Updated Pricing for Microsoft
Based on TQI’s Valuation Model, Microsoft’s fair value is ~$161.26 per share (or $1.2 million). With the stock trading at ~$239 per share, I think it still trades at a premium for its value.
It is impossible to predict where a stock will trade in the short term; but over the long term, a stock will follow its business fundamentals and obey the immutable laws of money. If interest rates were depressed, higher capital multiples could be justified. However, I am working under the assumption that interest rates will ultimately follow the long-term average of ~5%. By inverting this number, we get a trading multiple of ~20x. Because Microsoft’s scale and business quality are highly valued, I set a core exit P/FCF of over ~25x.
By 2027, Microsoft could grow from ~$239 to ~$399 at a CAGR of 10.77%. Even though Microsoft offers a double-digit CAGR, I’m still sitting on the sidelines here because of the huge difference between Microsoft’s intrinsic value and its current share price.
In the event of a downturn, we may see Microsoft re-track its fair value (and who knows, possibly move to the downside). So I see 30-35%+ low risk in MSFT. He said that I own shares in Microsoft and do not sell here. If Microsoft fell to $200, I would start buying again.
MSFT’s Technical Chart and Quantitative Factor Prices
Microsoft shares have been on a correction for more than a year now as its trading multiples normalize in a higher interest rate environment. With tech stocks showing signs of life in early 2023, Microsoft bulls are hoping for an upward breakout from the descending wedge pattern shown in the chart below. If we go higher, the first target will be the range of ~$265-$280. In my opinion, Microsoft’s report will be decisive in determining the future path of its shares.
As of today, the stock is stuck in a falling wedge pattern. From a technical perspective, the stock may continue to trend lower and test the lower end of the falling wedge pattern. I think the $200-220 zone (200-DMA level) should act as a support for the stock; however, if it fails to stay above this range amid declining earnings (recession), then we may test pre-Covid levels of $170-180.

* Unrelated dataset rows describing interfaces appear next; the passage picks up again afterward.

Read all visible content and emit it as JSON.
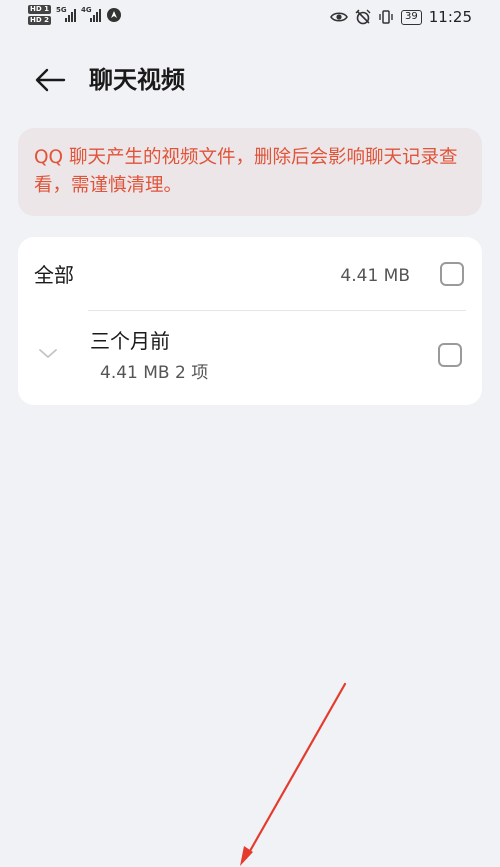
{
  "status_bar": {
    "hd1": "HD 1",
    "hd2": "HD 2",
    "net1": "5G",
    "net2": "4G",
    "battery": "39",
    "time": "11:25"
  },
  "header": {
    "title": "聊天视频"
  },
  "warning": {
    "text": "QQ 聊天产生的视频文件，删除后会影响聊天记录查看，需谨慎清理。"
  },
  "list": {
    "all_label": "全部",
    "all_size": "4.41 MB",
    "group_title": "三个月前",
    "group_meta": "4.41 MB 2 项"
  },
  "colors": {
    "warning_text": "#e0543a",
    "annotation_arrow": "#e53b2e"
  }
}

According to Seeking Alpha’s Quant Rating system, Microsoft is rated Hold with a score of 3.35/5. While Microsoft’s superior profitability has an “A+” rating, the Momentum and Revisions (earnings) factors have deteriorated from “B+ to C” and “C to F” over the past six months. Given that Microsoft’s sales are growing ~10-12% annually, a “D” factor rating for Growth makes sense. After looking at Microsoft’s absolute rating, I think the Rating factor is fully deserving of an “F” grade.
Based on a mix of fundamental, quantitative and technical data analysis, Microsoft stock is currently not a buy.

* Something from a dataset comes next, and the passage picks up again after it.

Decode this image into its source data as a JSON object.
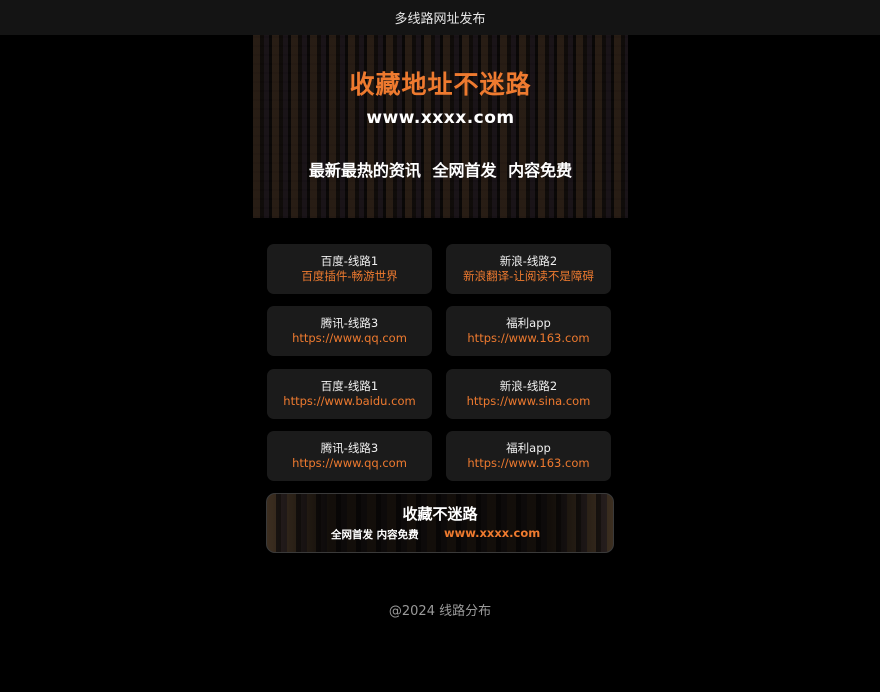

Heading into next week’s earnings release, Microsoft stock looks poised for a significant move (up or down) based on its technical chart. While the macroeconomic environment remains uncertain, Microsoft can continue to maintain its safe haven status by being more resilient than its peers—like a good house in a bad neighborhood. Past headwinds — high inflation, rising interest rates and a strong U.S. dollar — have all turned into tailwinds in recent weeks.
While some macro headwinds have turned into tailwinds, rising wages and subdued demand (due to a weaker IT spending environment) will further slow growth rates and squeeze margins at Microsoft! As I see it, Satya Nadella’s latest warning should be taken seriously by all investors.
At ~25x P/E, Microsoft looks expensive relative to peers and the market (S&P 500 P/E: ~18x). I continue to believe in Microsoft as a business; however, the stock is overloved and overvalued. The risk/reward is unfavorable for a near-to-medium-term investment, and so I’m happy to sit on the sidelines until Microsoft falls to $200 or the valuation improves over time.
Key Takeaway: I rate Microsoft a Hold/Neutral/Avoid at $239.
Thanks for reading and happy investing! Please share your questions, thoughts and/or concerns in the comments section below or DM me.